WORK INSTRUCTION: Anywhere the string "icon" shows up in the listing below, copy the line it is in.

DATASET:
-*-*-
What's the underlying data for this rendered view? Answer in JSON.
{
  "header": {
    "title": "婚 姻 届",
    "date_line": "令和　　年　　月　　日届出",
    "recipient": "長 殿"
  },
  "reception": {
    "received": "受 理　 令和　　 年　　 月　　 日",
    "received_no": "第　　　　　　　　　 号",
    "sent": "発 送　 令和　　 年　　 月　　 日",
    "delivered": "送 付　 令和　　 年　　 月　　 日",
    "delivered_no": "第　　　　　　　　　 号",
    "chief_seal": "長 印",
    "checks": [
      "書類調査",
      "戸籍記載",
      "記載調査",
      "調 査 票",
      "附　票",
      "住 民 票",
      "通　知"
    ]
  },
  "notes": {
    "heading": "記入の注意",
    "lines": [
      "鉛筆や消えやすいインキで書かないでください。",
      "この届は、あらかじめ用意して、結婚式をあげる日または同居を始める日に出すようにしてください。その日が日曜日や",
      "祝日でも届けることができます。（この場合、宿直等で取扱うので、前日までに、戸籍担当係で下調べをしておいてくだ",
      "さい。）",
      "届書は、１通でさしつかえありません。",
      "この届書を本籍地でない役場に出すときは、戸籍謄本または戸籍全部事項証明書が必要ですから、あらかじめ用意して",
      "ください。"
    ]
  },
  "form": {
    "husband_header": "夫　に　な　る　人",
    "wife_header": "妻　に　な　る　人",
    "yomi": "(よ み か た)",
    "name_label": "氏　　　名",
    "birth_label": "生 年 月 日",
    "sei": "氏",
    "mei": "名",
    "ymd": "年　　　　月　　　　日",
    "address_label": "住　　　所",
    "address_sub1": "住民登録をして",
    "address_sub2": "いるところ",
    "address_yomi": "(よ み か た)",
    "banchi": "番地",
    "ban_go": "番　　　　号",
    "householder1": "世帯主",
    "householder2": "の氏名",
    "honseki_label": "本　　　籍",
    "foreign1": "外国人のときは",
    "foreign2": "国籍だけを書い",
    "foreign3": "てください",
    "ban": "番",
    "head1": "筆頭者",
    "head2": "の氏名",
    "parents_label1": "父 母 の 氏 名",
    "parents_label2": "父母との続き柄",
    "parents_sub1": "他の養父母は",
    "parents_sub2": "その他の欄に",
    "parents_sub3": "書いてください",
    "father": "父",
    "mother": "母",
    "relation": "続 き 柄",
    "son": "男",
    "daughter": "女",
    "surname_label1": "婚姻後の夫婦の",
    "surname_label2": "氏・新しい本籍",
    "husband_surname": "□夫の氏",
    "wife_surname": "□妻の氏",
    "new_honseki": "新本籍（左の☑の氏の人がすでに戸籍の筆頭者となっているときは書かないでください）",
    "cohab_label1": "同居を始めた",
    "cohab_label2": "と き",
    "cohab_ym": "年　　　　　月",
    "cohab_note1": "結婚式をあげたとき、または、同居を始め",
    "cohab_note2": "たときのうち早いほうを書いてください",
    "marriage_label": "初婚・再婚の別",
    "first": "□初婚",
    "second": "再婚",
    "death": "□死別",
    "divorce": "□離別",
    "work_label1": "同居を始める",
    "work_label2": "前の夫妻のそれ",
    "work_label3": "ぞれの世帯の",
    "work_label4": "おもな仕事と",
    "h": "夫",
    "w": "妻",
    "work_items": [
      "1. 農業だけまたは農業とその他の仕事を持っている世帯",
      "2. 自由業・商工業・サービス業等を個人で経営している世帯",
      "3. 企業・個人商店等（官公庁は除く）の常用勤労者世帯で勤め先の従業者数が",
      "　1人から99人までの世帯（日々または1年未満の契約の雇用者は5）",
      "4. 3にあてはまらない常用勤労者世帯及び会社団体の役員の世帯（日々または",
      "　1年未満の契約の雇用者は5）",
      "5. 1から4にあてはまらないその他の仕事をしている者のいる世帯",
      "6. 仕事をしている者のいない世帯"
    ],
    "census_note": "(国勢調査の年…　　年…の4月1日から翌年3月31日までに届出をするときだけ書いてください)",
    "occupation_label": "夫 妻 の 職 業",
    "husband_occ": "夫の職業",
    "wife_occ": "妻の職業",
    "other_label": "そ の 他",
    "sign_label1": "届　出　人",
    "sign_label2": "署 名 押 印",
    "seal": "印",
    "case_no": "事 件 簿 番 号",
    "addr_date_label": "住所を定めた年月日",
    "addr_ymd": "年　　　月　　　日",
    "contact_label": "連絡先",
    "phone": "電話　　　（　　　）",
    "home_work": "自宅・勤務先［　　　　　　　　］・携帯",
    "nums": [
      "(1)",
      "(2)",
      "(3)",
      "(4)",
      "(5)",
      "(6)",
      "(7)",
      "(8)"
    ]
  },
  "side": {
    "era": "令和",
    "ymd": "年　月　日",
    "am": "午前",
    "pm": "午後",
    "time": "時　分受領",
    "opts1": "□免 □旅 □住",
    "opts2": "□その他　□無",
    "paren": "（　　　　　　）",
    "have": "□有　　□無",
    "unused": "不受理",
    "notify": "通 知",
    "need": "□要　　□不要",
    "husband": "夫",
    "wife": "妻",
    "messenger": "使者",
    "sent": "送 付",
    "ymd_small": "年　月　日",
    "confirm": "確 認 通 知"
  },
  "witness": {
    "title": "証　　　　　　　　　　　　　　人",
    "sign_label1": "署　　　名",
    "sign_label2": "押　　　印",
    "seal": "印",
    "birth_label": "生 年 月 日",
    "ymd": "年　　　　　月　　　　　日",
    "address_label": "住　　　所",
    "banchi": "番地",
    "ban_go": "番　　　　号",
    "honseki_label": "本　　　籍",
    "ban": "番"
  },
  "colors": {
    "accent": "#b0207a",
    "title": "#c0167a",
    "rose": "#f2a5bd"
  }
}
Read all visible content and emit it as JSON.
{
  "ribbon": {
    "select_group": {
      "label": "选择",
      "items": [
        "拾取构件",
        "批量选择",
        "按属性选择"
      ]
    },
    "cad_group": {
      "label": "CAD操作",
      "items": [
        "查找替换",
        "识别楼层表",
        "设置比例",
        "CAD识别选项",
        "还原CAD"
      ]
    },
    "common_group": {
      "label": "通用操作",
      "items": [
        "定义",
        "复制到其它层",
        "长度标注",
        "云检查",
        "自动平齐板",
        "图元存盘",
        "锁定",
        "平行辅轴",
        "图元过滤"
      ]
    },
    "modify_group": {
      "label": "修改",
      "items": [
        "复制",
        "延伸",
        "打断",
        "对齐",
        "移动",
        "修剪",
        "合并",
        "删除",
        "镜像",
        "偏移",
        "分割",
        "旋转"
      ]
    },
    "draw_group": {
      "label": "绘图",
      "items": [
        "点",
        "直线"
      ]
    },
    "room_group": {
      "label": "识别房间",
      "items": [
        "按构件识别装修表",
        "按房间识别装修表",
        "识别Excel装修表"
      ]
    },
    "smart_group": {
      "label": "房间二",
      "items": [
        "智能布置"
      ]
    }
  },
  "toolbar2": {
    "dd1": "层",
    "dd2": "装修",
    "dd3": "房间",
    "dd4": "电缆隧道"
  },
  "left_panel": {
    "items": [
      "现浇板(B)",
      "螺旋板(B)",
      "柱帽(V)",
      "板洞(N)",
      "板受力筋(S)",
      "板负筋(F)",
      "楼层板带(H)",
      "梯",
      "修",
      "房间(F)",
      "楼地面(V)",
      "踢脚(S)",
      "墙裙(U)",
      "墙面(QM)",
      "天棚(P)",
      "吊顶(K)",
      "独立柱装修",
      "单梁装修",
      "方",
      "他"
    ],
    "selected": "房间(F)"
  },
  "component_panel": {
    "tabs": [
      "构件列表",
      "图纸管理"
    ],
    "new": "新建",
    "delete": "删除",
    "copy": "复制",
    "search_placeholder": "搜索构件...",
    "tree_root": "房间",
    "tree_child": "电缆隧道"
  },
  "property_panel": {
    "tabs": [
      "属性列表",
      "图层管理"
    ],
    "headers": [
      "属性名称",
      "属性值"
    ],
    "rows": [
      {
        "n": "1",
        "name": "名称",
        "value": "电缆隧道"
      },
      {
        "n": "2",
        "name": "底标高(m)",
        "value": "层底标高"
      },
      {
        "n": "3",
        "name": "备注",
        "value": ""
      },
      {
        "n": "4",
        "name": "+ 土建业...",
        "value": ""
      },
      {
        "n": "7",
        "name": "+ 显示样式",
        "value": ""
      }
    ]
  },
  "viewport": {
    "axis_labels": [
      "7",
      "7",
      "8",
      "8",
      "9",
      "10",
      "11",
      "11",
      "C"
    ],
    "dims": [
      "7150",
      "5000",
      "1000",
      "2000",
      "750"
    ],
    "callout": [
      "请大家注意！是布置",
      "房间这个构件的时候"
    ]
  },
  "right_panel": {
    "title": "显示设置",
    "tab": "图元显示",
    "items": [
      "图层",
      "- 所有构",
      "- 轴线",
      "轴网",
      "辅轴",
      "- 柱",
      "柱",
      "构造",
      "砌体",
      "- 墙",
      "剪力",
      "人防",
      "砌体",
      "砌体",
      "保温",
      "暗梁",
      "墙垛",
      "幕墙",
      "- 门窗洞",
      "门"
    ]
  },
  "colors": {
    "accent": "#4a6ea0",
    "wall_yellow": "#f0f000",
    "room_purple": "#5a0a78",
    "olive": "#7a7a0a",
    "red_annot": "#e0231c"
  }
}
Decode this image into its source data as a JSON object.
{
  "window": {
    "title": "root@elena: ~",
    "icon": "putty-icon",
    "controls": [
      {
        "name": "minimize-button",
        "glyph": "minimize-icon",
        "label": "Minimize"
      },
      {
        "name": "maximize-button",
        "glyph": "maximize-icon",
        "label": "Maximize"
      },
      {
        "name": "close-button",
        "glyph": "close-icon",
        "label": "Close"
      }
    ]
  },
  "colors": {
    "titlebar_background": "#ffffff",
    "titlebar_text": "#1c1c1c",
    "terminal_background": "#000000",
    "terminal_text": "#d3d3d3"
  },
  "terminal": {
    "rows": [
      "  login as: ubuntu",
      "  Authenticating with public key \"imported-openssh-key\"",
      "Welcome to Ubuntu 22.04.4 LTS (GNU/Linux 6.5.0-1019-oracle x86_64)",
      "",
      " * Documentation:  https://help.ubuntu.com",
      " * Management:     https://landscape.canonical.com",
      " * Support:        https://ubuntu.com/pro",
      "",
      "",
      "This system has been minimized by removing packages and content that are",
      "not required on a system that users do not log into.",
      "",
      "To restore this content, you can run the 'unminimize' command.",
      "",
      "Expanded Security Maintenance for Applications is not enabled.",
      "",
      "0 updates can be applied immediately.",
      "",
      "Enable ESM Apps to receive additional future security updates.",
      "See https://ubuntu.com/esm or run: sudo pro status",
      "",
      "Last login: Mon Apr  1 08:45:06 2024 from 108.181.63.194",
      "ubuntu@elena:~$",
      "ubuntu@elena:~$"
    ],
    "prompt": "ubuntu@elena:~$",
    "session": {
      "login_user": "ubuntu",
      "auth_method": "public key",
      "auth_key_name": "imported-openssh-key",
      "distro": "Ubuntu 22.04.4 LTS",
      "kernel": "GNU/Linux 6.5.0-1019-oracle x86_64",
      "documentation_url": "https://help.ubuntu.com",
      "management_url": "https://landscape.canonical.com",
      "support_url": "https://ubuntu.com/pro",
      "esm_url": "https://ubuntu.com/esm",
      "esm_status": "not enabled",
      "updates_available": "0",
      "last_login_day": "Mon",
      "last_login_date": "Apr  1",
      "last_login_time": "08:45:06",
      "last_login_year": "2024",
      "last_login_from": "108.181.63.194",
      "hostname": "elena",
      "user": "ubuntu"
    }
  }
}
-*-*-
SOLUTION TO THIS EXERCISE:
    "icon": "putty-icon",
        "glyph": "minimize-icon",
        "glyph": "maximize-icon",
        "glyph": "close-icon",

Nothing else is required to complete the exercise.